====== Provided data

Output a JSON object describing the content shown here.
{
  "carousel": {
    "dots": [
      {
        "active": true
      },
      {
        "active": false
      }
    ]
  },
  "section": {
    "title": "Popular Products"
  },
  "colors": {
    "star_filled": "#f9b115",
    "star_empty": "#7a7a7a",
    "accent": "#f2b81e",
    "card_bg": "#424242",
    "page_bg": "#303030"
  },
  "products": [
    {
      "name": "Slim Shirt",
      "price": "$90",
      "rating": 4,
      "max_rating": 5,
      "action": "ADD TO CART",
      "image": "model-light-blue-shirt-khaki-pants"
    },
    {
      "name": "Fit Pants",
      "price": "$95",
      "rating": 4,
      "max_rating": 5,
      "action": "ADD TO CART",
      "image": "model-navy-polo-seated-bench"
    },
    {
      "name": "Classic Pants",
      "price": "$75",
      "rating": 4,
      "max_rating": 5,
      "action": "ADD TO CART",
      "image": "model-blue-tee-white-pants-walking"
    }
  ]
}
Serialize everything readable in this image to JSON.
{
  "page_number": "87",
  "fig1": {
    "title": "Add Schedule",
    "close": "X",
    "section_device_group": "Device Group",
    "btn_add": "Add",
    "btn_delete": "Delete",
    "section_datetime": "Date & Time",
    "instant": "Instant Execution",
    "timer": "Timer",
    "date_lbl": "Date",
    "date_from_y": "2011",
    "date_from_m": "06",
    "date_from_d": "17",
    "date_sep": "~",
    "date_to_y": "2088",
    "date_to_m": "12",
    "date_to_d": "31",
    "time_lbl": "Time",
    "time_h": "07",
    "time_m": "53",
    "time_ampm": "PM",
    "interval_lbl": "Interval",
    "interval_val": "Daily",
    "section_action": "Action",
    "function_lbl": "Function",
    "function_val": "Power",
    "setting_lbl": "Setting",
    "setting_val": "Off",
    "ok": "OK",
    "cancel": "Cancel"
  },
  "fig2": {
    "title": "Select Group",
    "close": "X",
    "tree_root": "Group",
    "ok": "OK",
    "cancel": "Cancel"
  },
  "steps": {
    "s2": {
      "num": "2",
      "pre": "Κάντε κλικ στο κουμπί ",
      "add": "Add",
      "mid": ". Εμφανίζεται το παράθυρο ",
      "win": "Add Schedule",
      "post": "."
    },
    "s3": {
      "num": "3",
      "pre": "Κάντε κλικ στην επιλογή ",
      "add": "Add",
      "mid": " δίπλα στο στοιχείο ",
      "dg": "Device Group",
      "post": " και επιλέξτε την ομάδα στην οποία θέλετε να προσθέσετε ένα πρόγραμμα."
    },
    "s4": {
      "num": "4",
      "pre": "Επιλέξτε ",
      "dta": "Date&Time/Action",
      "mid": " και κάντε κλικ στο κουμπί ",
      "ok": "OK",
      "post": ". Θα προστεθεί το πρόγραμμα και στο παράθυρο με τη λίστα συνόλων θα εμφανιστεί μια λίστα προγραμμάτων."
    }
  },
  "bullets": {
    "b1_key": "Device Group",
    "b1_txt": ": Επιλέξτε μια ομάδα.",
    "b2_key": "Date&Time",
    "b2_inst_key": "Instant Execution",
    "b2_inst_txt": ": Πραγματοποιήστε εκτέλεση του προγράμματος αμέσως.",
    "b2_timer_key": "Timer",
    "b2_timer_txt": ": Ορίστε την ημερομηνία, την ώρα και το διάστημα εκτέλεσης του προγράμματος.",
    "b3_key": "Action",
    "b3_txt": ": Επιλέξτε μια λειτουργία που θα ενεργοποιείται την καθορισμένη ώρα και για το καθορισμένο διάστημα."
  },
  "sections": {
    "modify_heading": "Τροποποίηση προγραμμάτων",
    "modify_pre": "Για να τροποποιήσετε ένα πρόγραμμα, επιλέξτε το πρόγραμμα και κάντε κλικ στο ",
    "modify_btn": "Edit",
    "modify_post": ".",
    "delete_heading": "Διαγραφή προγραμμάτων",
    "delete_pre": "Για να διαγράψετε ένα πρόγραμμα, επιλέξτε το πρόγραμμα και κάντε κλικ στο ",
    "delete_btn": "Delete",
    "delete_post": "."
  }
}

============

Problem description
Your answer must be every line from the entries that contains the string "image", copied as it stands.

Solution to the problem
      "image": "model-light-blue-shirt-khaki-pants"
      "image": "model-navy-polo-seated-bench"
      "image": "model-blue-tee-white-pants-walking"
Serialize everything readable in this image to JSON.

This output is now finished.